Element data from apps and pages:
+--

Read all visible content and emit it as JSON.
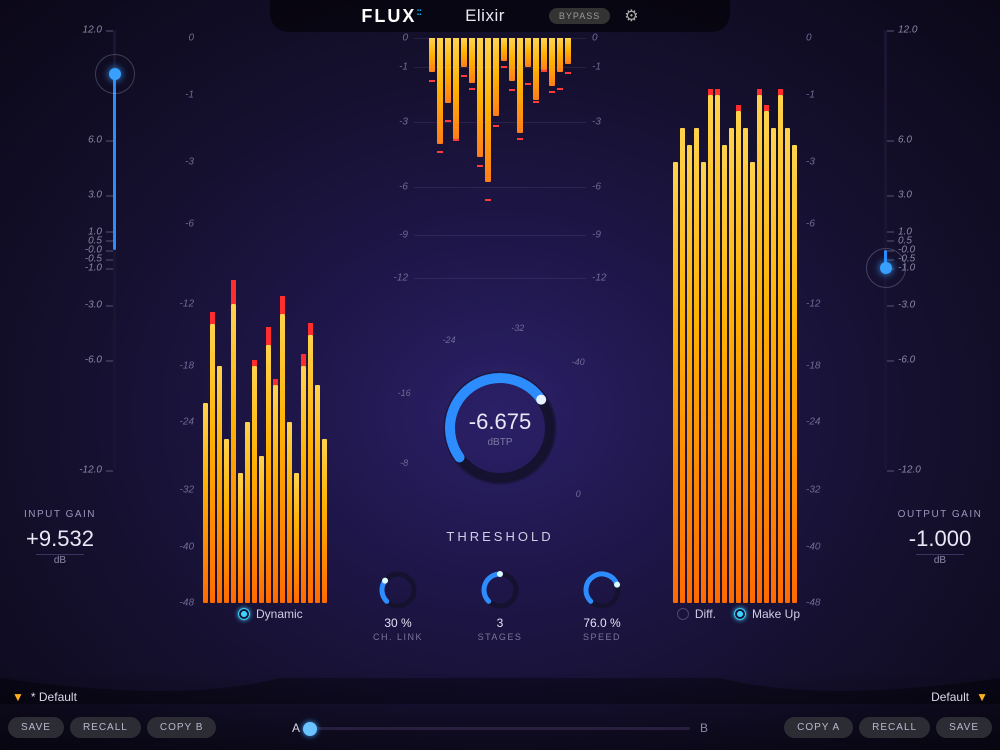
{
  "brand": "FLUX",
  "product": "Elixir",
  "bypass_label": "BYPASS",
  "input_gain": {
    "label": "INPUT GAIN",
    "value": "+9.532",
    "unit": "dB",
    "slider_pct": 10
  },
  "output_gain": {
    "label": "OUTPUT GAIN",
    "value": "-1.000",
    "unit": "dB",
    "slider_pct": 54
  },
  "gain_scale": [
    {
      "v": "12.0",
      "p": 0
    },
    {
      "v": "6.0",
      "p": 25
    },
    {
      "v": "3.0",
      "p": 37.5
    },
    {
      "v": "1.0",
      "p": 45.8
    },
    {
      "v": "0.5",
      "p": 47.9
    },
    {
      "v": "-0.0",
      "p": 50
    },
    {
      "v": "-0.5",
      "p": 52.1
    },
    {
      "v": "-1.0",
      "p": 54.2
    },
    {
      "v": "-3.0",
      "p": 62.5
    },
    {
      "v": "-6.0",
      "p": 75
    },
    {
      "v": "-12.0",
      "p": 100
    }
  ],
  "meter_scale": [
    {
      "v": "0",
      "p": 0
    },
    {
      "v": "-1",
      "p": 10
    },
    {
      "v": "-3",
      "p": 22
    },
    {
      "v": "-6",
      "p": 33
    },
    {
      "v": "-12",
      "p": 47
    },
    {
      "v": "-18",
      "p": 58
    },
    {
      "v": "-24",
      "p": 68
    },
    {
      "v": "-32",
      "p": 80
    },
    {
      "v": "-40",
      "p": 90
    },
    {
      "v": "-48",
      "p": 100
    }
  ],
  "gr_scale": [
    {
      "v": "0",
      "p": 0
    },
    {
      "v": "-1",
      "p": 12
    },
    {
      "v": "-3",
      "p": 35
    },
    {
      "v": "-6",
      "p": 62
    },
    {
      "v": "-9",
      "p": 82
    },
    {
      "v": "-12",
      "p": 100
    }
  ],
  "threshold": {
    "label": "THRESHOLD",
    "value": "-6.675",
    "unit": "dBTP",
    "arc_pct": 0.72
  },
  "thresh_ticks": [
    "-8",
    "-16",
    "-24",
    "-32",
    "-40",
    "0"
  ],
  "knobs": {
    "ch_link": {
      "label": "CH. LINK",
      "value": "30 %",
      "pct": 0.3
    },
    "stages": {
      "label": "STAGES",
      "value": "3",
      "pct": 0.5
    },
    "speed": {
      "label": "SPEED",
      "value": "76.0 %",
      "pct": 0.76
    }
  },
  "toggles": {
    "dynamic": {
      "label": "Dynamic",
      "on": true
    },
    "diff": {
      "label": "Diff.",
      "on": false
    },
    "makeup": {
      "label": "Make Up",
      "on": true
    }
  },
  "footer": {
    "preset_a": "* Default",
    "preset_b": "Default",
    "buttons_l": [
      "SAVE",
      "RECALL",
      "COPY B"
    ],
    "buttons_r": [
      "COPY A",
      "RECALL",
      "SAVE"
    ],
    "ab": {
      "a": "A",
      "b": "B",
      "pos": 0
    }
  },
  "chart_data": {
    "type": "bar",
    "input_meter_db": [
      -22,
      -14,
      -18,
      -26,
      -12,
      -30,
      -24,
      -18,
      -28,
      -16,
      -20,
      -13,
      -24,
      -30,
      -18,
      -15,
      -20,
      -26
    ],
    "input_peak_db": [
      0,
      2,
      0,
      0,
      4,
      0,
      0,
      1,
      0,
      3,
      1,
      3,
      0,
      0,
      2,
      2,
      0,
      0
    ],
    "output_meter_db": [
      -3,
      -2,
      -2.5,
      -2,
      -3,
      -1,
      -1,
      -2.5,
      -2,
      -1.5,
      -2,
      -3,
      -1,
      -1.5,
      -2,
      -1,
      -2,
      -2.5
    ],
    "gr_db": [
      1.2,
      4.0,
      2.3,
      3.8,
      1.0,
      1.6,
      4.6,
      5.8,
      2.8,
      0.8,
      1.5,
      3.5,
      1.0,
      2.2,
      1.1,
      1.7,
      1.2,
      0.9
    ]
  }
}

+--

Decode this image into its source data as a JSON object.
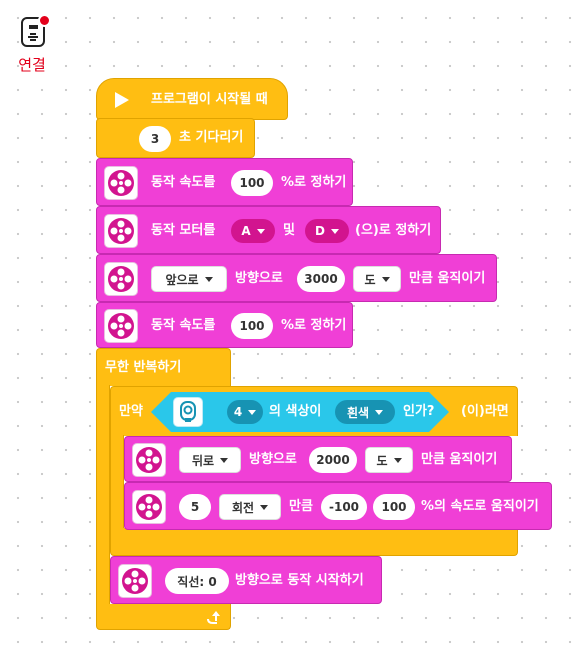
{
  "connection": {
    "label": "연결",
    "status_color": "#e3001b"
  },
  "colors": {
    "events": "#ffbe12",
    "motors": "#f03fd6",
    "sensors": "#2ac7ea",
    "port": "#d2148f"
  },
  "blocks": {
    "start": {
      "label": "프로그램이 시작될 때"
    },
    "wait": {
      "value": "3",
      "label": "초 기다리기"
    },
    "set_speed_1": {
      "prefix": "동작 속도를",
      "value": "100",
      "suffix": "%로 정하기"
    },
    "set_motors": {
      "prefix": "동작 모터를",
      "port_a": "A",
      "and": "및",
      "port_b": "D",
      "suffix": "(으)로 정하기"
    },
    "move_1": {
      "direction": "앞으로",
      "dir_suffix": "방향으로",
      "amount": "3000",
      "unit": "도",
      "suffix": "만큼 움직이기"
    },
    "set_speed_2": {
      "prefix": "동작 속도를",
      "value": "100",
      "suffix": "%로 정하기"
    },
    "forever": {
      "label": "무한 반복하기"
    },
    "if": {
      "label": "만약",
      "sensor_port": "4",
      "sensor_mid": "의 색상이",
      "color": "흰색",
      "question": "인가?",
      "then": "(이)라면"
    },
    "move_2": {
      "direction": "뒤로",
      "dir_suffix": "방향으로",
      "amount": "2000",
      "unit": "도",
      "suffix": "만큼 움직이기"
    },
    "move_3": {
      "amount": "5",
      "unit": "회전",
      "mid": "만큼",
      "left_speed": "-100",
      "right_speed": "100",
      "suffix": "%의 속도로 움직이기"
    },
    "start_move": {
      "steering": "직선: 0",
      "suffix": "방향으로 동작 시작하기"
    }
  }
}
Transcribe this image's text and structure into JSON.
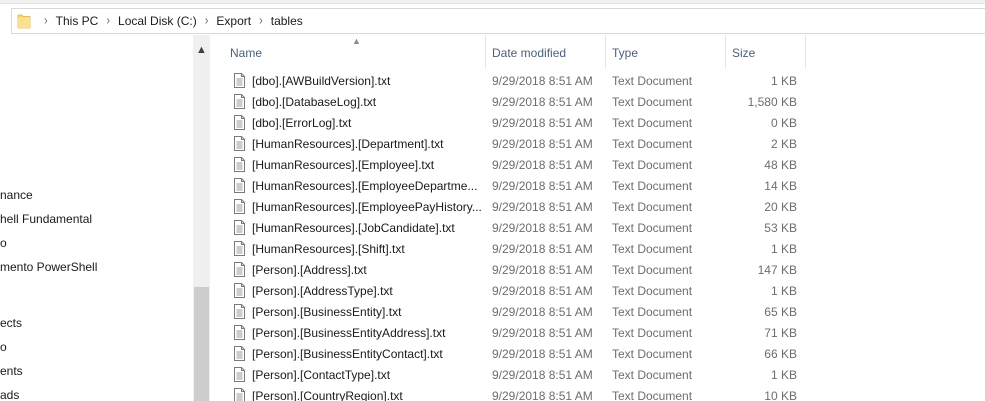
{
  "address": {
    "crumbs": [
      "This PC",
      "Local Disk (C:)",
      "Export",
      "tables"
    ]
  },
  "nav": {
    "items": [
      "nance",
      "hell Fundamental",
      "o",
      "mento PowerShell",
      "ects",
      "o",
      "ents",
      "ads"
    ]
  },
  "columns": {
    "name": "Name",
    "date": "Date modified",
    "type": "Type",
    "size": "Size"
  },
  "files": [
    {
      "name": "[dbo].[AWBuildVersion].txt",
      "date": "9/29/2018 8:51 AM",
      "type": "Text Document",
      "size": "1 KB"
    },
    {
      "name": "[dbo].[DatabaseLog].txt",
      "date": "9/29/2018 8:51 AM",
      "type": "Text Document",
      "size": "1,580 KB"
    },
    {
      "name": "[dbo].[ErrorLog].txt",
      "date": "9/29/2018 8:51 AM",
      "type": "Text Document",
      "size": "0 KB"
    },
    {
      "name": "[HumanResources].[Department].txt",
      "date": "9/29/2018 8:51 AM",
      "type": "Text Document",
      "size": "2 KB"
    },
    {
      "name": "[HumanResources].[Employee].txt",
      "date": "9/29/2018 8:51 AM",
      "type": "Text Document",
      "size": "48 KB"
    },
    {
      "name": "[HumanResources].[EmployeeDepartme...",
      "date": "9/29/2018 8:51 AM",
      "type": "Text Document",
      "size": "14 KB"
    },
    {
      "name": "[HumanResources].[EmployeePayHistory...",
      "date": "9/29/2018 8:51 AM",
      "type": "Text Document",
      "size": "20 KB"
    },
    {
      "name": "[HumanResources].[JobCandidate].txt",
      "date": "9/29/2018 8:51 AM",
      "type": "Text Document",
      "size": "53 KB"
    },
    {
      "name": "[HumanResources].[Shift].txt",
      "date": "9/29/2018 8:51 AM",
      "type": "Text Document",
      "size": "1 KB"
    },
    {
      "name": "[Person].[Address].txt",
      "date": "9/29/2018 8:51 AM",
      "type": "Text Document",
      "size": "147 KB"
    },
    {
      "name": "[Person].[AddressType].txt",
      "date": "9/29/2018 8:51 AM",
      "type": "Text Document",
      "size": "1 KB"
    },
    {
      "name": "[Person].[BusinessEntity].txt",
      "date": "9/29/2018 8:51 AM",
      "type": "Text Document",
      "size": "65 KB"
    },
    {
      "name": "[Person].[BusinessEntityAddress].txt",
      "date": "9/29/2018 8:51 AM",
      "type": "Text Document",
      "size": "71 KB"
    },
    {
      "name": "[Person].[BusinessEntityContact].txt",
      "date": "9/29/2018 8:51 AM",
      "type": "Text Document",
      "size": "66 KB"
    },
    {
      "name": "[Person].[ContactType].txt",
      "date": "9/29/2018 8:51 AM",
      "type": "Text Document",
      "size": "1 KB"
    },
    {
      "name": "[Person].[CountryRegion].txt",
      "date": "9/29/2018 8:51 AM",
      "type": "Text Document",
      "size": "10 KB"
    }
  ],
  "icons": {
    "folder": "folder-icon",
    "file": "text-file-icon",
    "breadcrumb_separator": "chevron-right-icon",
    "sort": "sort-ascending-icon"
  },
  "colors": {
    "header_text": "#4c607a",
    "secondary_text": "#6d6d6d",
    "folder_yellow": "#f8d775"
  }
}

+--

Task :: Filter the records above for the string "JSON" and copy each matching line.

Written reply ::
Read all visible content and emit it as JSON.
Decode this image into its source data as a JSON object.
Transcribe this image's text and structure into JSON.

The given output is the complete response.